Records excerpted from a collection
= Beginning of Section =
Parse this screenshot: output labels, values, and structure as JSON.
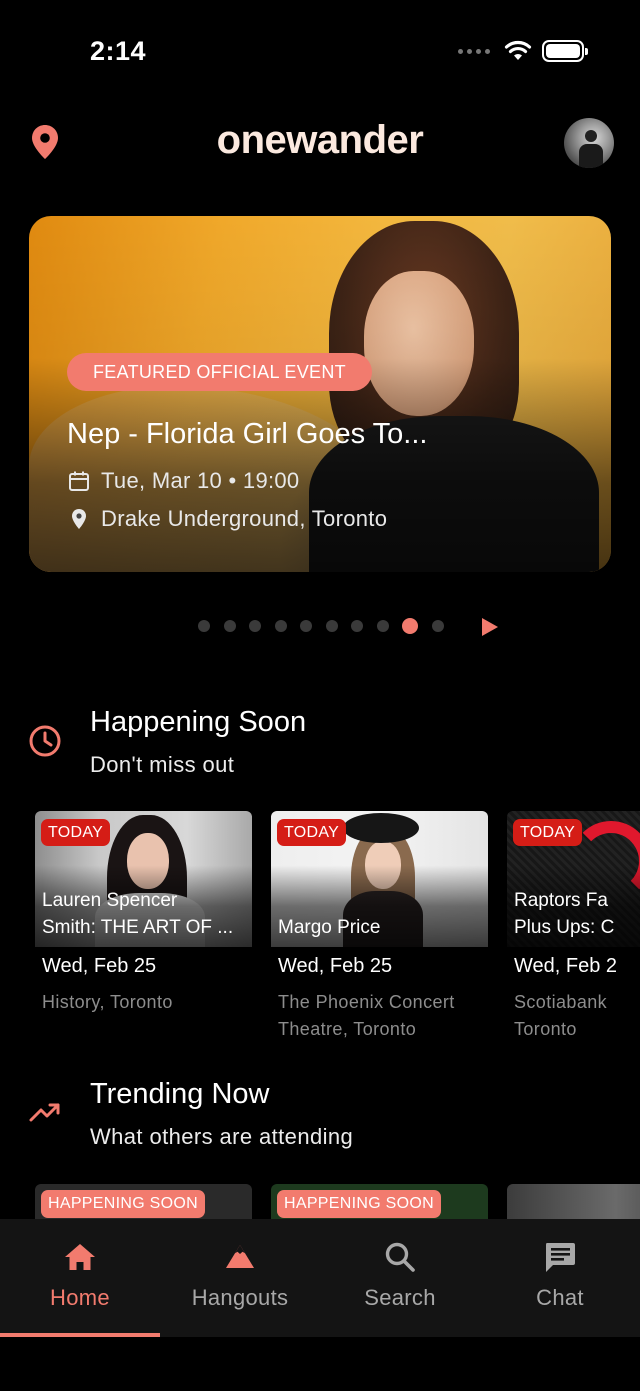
{
  "status_bar": {
    "time": "2:14",
    "icons": [
      "signal-dots-icon",
      "wifi-icon",
      "battery-icon"
    ]
  },
  "header": {
    "logo": "onewander",
    "left_icon": "location-pin-icon",
    "right_icon": "avatar"
  },
  "featured": {
    "badge": "FEATURED OFFICIAL EVENT",
    "title": "Nep - Florida Girl Goes To...",
    "datetime": "Tue, Mar 10 • 19:00",
    "venue": "Drake Underground, Toronto"
  },
  "carousel": {
    "total_slides": 10,
    "active_index": 8
  },
  "happening_soon": {
    "title": "Happening Soon",
    "subtitle": "Don't miss out",
    "events": [
      {
        "badge": "TODAY",
        "title_line1": "Lauren Spencer",
        "title_line2": "Smith: THE ART OF ...",
        "date": "Wed, Feb 25",
        "venue_line1": "History, Toronto",
        "venue_line2": ""
      },
      {
        "badge": "TODAY",
        "title_line1": "",
        "title_line2": "Margo Price",
        "date": "Wed, Feb 25",
        "venue_line1": "The Phoenix Concert",
        "venue_line2": "Theatre, Toronto"
      },
      {
        "badge": "TODAY",
        "title_line1": "Raptors Fa",
        "title_line2": "Plus Ups: C",
        "date": "Wed, Feb 2",
        "venue_line1": "Scotiabank",
        "venue_line2": "Toronto"
      }
    ]
  },
  "trending_now": {
    "title": "Trending Now",
    "subtitle": "What others are attending",
    "cards": [
      {
        "badge": "HAPPENING SOON"
      },
      {
        "badge": "HAPPENING SOON"
      },
      {
        "badge": ""
      }
    ]
  },
  "tab_bar": {
    "tabs": [
      {
        "label": "Home",
        "icon": "home-icon",
        "active": true
      },
      {
        "label": "Hangouts",
        "icon": "mountain-icon",
        "active": false
      },
      {
        "label": "Search",
        "icon": "search-icon",
        "active": false
      },
      {
        "label": "Chat",
        "icon": "chat-icon",
        "active": false
      }
    ]
  },
  "colors": {
    "accent": "#f27b6e",
    "today_badge": "#d51d16",
    "background": "#000000",
    "tab_bar": "#141414",
    "logo": "#fbe9df"
  }
}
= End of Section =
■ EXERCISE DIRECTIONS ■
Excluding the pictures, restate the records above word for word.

■ ANSWER SECTION ■
Parse this screenshot: output labels, values, and structure as JSON.
{
  "status_bar": {
    "time": "2:14",
    "icons": [
      "signal-dots-icon",
      "wifi-icon",
      "battery-icon"
    ]
  },
  "header": {
    "logo": "onewander",
    "left_icon": "location-pin-icon",
    "right_icon": "avatar"
  },
  "featured": {
    "badge": "FEATURED OFFICIAL EVENT",
    "title": "Nep - Florida Girl Goes To...",
    "datetime": "Tue, Mar 10 • 19:00",
    "venue": "Drake Underground, Toronto"
  },
  "carousel": {
    "total_slides": 10,
    "active_index": 8
  },
  "happening_soon": {
    "title": "Happening Soon",
    "subtitle": "Don't miss out",
    "events": [
      {
        "badge": "TODAY",
        "title_line1": "Lauren Spencer",
        "title_line2": "Smith: THE ART OF ...",
        "date": "Wed, Feb 25",
        "venue_line1": "History, Toronto",
        "venue_line2": ""
      },
      {
        "badge": "TODAY",
        "title_line1": "",
        "title_line2": "Margo Price",
        "date": "Wed, Feb 25",
        "venue_line1": "The Phoenix Concert",
        "venue_line2": "Theatre, Toronto"
      },
      {
        "badge": "TODAY",
        "title_line1": "Raptors Fa",
        "title_line2": "Plus Ups: C",
        "date": "Wed, Feb 2",
        "venue_line1": "Scotiabank",
        "venue_line2": "Toronto"
      }
    ]
  },
  "trending_now": {
    "title": "Trending Now",
    "subtitle": "What others are attending",
    "cards": [
      {
        "badge": "HAPPENING SOON"
      },
      {
        "badge": "HAPPENING SOON"
      },
      {
        "badge": ""
      }
    ]
  },
  "tab_bar": {
    "tabs": [
      {
        "label": "Home",
        "icon": "home-icon",
        "active": true
      },
      {
        "label": "Hangouts",
        "icon": "mountain-icon",
        "active": false
      },
      {
        "label": "Search",
        "icon": "search-icon",
        "active": false
      },
      {
        "label": "Chat",
        "icon": "chat-icon",
        "active": false
      }
    ]
  },
  "colors": {
    "accent": "#f27b6e",
    "today_badge": "#d51d16",
    "background": "#000000",
    "tab_bar": "#141414",
    "logo": "#fbe9df"
  }
}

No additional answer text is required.